Source records →
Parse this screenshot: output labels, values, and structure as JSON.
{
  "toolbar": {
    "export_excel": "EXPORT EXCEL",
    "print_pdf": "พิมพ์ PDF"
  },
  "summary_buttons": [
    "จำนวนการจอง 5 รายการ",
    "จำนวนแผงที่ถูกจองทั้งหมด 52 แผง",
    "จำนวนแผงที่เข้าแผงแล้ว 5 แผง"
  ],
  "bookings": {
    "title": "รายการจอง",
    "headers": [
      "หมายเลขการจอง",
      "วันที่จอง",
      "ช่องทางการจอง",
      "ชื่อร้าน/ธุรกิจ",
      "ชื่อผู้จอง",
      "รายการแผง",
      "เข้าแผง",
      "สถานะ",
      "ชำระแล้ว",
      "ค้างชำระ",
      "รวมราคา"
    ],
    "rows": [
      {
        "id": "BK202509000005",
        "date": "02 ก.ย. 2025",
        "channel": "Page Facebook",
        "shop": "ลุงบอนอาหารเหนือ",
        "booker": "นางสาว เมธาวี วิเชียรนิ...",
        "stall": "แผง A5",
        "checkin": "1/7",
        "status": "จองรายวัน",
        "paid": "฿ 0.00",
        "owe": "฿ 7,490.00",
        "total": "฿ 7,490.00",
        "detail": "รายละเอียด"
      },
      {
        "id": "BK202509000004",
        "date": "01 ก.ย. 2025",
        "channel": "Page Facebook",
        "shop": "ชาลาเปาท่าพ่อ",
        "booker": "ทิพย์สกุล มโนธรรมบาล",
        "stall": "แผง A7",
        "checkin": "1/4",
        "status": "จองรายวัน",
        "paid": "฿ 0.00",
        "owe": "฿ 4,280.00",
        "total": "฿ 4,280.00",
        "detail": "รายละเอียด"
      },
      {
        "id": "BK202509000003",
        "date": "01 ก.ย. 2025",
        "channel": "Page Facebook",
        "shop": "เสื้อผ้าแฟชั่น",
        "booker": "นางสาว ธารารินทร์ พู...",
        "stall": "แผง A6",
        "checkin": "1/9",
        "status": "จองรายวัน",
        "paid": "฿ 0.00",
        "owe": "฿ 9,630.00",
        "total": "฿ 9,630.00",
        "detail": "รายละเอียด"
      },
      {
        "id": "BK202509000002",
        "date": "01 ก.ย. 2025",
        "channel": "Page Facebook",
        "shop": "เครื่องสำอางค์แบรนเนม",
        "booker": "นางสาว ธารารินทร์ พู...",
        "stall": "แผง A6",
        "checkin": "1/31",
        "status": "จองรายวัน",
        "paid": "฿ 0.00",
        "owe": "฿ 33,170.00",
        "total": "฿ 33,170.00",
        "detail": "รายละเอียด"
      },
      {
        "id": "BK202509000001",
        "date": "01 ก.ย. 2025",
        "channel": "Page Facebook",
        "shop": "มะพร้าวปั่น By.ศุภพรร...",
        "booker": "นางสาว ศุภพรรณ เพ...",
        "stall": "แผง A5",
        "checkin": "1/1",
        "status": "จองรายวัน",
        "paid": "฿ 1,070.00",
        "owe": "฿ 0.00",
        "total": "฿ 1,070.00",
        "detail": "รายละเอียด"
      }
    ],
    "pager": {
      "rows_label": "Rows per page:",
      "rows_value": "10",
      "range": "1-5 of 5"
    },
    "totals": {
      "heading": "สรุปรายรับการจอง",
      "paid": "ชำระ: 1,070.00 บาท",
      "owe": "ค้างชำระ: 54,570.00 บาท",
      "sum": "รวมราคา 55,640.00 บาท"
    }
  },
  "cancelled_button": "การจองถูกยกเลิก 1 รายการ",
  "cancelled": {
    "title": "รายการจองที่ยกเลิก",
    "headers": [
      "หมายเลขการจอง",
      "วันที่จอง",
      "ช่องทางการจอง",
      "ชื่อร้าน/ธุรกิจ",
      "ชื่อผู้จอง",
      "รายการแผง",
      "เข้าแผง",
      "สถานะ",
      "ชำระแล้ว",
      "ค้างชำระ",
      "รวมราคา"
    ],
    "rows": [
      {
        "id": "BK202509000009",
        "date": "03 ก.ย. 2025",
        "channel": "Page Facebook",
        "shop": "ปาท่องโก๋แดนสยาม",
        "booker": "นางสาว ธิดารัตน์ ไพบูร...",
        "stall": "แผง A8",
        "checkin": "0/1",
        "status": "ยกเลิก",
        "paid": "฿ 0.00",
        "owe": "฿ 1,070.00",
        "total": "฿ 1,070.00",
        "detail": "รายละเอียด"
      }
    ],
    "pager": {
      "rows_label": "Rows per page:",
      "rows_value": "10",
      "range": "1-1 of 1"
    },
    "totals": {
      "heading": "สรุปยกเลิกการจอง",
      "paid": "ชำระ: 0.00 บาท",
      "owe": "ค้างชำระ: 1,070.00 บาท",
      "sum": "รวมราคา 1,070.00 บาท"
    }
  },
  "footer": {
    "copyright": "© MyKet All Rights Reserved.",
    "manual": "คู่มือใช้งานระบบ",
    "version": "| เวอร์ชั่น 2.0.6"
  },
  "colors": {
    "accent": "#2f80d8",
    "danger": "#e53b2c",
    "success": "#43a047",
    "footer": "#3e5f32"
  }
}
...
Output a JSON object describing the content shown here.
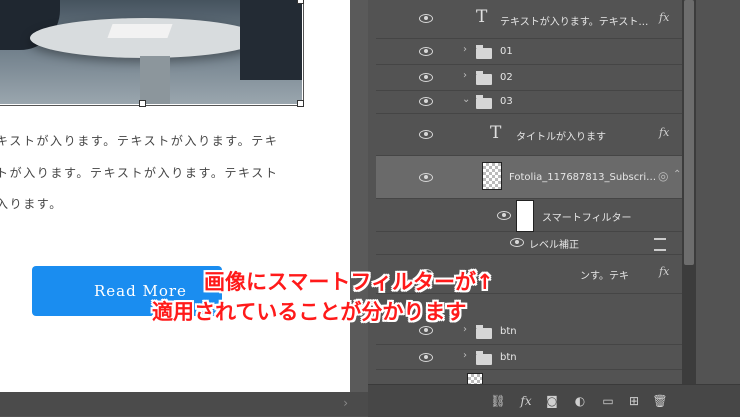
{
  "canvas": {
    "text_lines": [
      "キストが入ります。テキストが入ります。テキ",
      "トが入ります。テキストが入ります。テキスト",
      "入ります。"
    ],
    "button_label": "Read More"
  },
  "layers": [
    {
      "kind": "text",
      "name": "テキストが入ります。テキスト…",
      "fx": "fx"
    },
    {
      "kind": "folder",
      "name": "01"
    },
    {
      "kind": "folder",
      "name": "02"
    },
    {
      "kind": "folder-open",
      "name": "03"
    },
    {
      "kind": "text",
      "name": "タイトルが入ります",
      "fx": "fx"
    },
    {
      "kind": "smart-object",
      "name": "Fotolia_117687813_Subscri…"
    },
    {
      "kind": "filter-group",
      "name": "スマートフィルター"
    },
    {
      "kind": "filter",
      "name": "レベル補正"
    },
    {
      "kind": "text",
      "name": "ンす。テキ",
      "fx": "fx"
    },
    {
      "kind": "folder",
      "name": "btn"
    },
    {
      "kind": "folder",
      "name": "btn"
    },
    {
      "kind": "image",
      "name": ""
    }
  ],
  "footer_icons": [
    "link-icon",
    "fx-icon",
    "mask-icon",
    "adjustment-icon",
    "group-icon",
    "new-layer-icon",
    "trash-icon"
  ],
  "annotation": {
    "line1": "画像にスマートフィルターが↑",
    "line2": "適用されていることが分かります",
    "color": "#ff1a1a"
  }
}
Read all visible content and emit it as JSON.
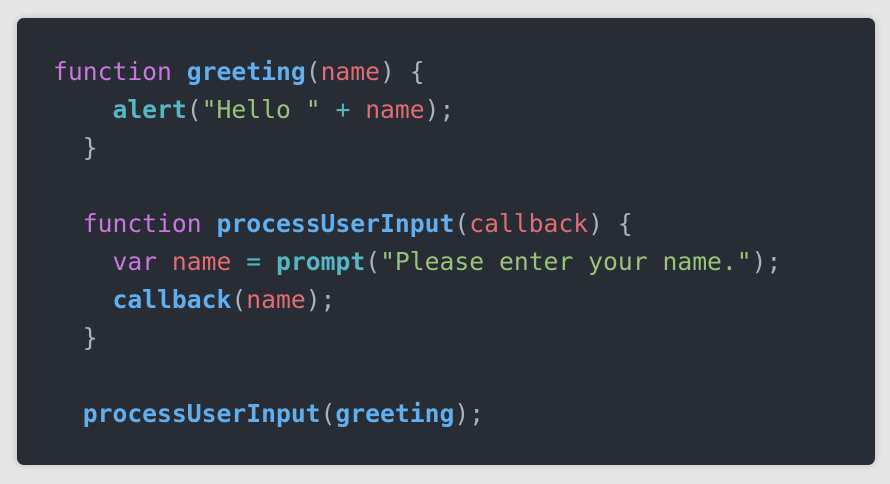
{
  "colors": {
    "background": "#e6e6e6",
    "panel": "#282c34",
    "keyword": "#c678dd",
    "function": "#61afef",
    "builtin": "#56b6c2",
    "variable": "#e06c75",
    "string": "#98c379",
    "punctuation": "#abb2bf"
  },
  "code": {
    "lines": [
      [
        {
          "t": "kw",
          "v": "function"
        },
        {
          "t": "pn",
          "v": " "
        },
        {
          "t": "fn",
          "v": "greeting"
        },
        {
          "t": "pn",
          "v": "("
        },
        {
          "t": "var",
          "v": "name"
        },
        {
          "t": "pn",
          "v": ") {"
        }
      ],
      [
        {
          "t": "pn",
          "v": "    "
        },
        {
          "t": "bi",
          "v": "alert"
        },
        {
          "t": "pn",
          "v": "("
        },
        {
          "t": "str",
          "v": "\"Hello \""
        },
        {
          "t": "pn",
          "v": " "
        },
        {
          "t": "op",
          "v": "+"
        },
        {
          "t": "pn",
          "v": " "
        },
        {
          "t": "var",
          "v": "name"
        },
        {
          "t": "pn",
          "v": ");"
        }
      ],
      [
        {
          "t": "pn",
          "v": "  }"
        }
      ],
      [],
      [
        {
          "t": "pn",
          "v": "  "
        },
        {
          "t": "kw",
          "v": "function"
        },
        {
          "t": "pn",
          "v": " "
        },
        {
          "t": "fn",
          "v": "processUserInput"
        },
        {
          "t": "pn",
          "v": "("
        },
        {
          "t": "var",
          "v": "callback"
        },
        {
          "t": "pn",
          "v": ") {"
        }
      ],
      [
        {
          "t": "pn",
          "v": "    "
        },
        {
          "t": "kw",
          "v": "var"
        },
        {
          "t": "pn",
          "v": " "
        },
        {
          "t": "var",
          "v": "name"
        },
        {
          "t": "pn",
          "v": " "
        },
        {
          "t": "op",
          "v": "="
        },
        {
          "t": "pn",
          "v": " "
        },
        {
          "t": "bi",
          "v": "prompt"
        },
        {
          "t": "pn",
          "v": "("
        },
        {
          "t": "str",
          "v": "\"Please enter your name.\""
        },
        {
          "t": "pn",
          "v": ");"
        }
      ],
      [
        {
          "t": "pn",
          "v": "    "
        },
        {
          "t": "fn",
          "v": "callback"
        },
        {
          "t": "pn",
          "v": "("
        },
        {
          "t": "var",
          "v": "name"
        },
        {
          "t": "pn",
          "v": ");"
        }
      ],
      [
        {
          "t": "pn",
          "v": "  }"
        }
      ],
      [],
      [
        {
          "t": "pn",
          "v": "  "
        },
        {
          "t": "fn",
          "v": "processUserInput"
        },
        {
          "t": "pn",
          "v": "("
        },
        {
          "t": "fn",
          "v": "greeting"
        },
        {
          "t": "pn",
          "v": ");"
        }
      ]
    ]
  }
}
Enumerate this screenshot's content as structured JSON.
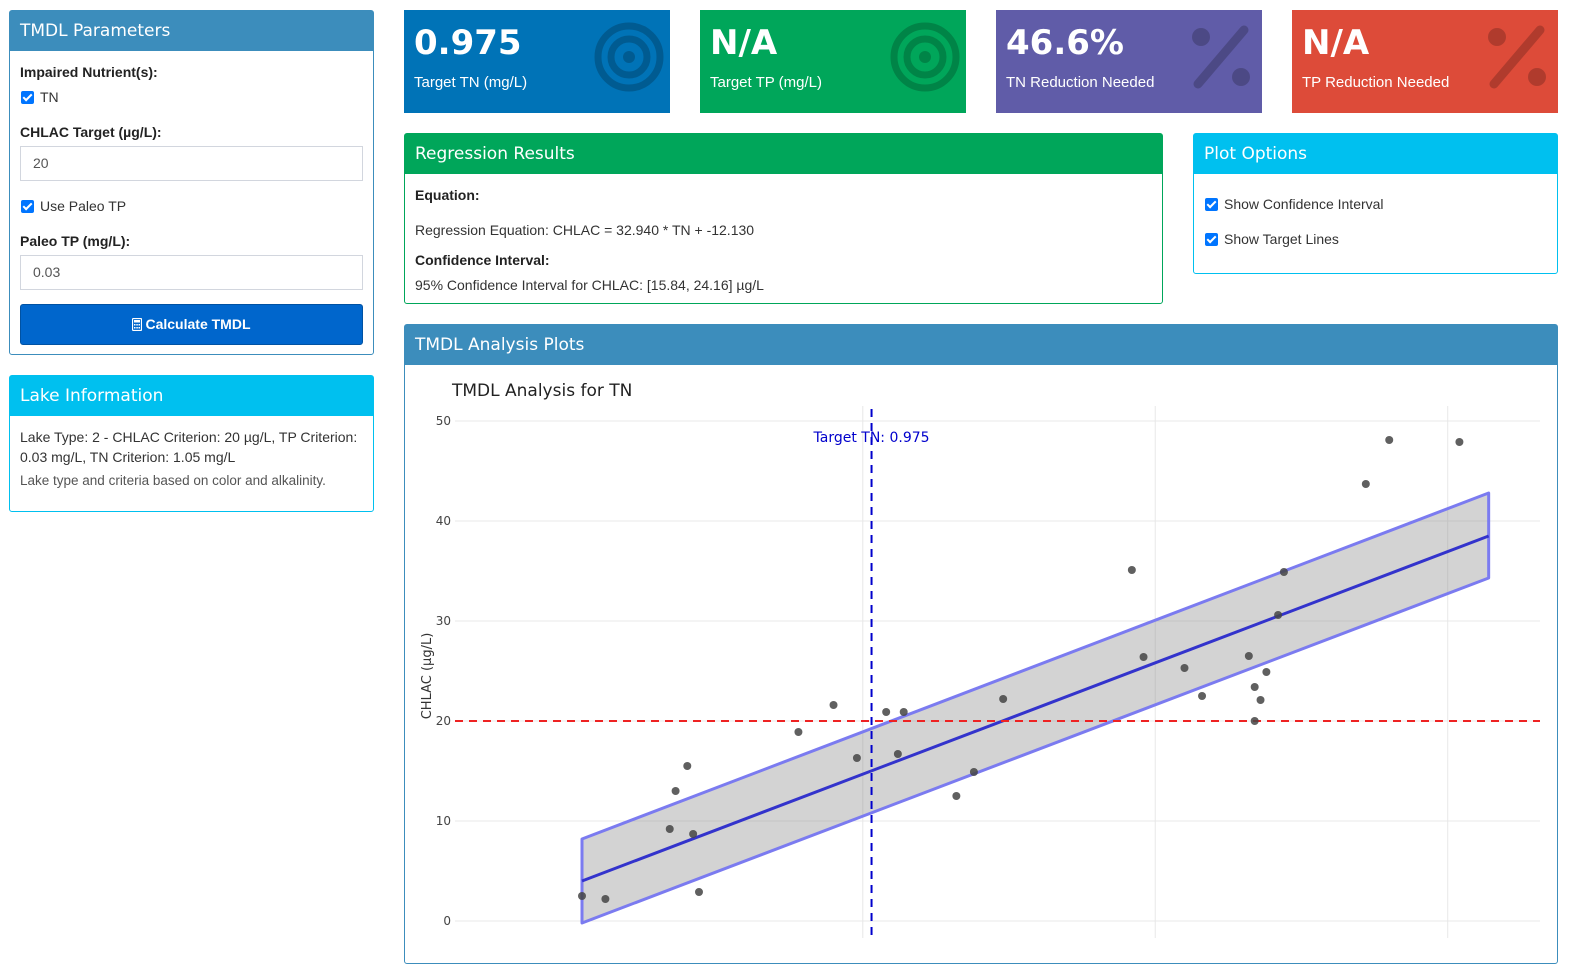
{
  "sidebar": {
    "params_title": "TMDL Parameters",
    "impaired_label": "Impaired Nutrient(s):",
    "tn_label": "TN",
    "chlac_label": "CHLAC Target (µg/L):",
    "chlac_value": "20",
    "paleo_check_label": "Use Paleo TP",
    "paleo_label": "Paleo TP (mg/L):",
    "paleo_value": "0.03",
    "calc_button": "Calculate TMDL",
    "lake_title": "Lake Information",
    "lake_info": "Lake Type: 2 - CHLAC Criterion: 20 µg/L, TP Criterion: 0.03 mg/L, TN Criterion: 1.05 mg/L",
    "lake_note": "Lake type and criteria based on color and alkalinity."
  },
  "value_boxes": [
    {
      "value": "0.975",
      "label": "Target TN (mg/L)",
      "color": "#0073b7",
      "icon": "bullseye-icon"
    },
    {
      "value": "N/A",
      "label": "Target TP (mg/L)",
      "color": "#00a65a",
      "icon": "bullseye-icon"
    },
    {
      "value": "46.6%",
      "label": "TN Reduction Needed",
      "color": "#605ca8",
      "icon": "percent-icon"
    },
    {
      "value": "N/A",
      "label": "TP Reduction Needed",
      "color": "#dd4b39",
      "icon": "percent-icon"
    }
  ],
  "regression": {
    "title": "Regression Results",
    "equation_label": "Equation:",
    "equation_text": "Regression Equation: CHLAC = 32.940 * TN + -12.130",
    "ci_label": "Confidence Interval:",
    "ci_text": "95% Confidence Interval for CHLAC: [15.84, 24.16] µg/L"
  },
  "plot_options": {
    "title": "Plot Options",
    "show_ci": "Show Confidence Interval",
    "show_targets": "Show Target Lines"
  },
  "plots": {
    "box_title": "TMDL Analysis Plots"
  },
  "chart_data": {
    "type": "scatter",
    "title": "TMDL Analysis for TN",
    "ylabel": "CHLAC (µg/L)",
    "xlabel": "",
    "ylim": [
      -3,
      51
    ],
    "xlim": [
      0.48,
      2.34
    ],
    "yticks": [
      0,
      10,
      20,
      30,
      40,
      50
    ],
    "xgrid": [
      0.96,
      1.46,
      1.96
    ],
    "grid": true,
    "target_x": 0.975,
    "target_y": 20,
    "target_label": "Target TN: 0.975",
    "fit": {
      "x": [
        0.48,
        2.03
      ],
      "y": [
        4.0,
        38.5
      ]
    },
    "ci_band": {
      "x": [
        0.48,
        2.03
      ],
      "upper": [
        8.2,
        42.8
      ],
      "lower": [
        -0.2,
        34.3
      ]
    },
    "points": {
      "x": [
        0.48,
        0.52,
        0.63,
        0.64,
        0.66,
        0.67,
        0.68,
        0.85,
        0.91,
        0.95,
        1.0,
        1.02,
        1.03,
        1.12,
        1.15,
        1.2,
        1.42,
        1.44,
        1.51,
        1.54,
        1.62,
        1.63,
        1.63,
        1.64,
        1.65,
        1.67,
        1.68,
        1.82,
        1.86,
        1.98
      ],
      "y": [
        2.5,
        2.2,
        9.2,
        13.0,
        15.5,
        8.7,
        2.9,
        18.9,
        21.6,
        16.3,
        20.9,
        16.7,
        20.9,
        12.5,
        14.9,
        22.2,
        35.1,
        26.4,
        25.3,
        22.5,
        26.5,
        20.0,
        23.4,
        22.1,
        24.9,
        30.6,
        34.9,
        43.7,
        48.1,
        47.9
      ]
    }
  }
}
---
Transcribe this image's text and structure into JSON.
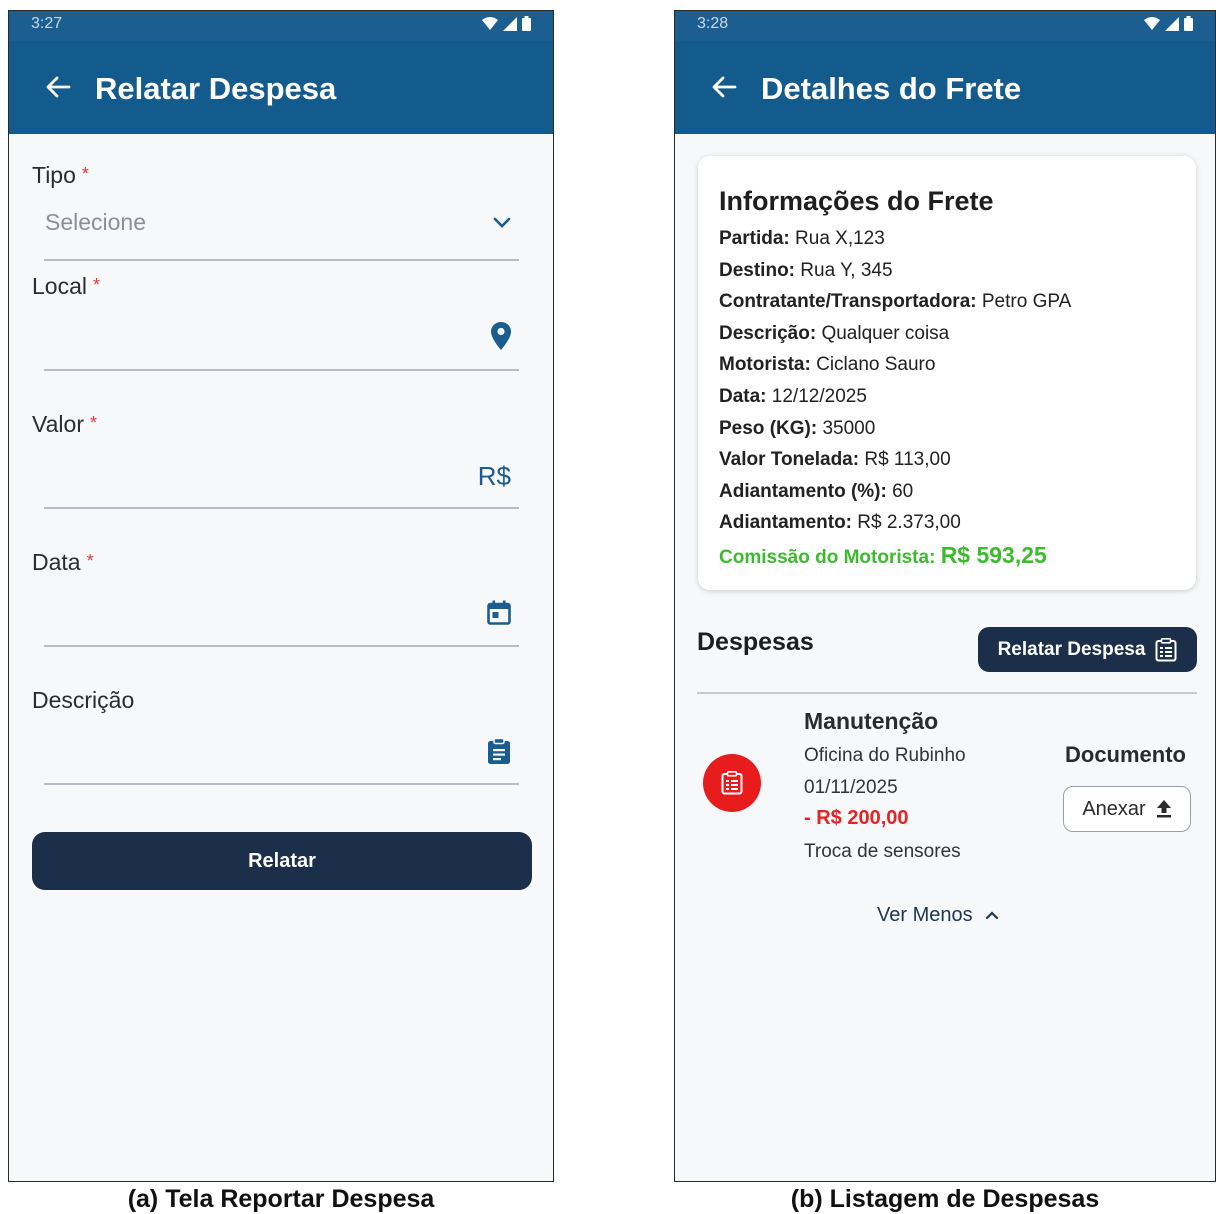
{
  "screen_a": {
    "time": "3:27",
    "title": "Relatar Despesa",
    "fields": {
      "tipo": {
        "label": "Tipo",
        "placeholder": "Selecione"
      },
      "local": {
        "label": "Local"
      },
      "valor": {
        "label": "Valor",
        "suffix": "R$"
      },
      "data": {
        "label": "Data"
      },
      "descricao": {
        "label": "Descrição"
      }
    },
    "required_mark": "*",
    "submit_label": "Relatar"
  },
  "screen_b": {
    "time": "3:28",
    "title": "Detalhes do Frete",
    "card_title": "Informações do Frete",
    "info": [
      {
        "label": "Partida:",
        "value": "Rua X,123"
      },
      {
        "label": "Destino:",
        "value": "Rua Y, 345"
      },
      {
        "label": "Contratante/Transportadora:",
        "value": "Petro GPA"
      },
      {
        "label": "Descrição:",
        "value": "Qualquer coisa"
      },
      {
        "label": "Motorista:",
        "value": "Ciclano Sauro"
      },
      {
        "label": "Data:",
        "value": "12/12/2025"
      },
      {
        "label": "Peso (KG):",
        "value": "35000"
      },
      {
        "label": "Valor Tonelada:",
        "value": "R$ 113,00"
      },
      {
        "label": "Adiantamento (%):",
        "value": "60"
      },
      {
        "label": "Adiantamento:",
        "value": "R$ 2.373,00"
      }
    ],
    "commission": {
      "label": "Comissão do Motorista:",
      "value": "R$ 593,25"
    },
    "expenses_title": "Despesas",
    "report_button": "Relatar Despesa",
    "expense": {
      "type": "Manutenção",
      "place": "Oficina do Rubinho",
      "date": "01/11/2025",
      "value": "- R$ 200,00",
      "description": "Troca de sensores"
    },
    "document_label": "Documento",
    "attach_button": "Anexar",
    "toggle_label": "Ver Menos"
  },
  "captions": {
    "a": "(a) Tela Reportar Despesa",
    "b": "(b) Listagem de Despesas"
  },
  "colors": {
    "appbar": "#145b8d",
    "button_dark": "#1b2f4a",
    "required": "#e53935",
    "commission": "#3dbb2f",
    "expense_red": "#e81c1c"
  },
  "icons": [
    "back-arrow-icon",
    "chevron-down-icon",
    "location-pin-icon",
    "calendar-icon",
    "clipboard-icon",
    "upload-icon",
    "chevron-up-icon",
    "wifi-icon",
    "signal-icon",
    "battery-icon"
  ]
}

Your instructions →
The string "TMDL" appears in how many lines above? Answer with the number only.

Solution for this problem →
4